A new wrinkle has emerged in California where some hospitals have launched a new preemptive strike, petitioning the state attorney general to reduce the amount of charitable work they are required to do to maintain their tax-exempt status.
It has long been a topic of discussion that nonprofit hospitals are required by law to do some charitable, community-based work to justify the tax exemptions they receive. The IRS does not have a specific amount, however, so there is a lot of room to self-determine how much a hospital is giving back to its community. The IRS Form 990 has a Schedule H devoted to this.
In California, however, there is a separate law that allows the attorney general there to determine exactly how much charitable work a nonprofit hospital has to do, and this is what is being challenged by four different hospitals. Three hospitals have petitioned to have their amount reduced by about 50 percent and another has asked for it to be reduced by 70 percent. One of the hospitals was recently converted to for-profit status, but has to abide by the charitable work amount for six years as part of the agreement to allow the transition.
Advocates for hospitals are saying that they do more than their fair share: They give on average about $11 of charitable work for every $1 in tax deductions they receive. Community advocates, of course, argue the opposite—that hospitals are not doing enough.

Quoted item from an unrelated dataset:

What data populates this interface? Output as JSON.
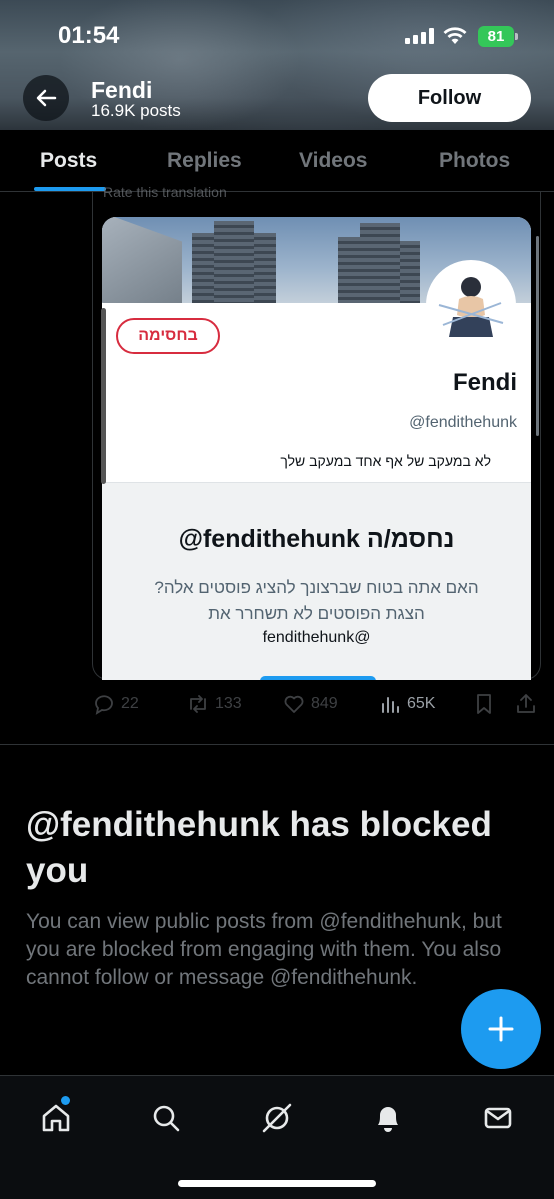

The attorney general has a limited amount of time to respond to the petition, and a hearing on one of them has been scheduled. These very petitions were submitted to the current attorney general’s predecessor not long ago and were declined. The hope is that this new attorney general will have a different point of view.—Rob Meiksins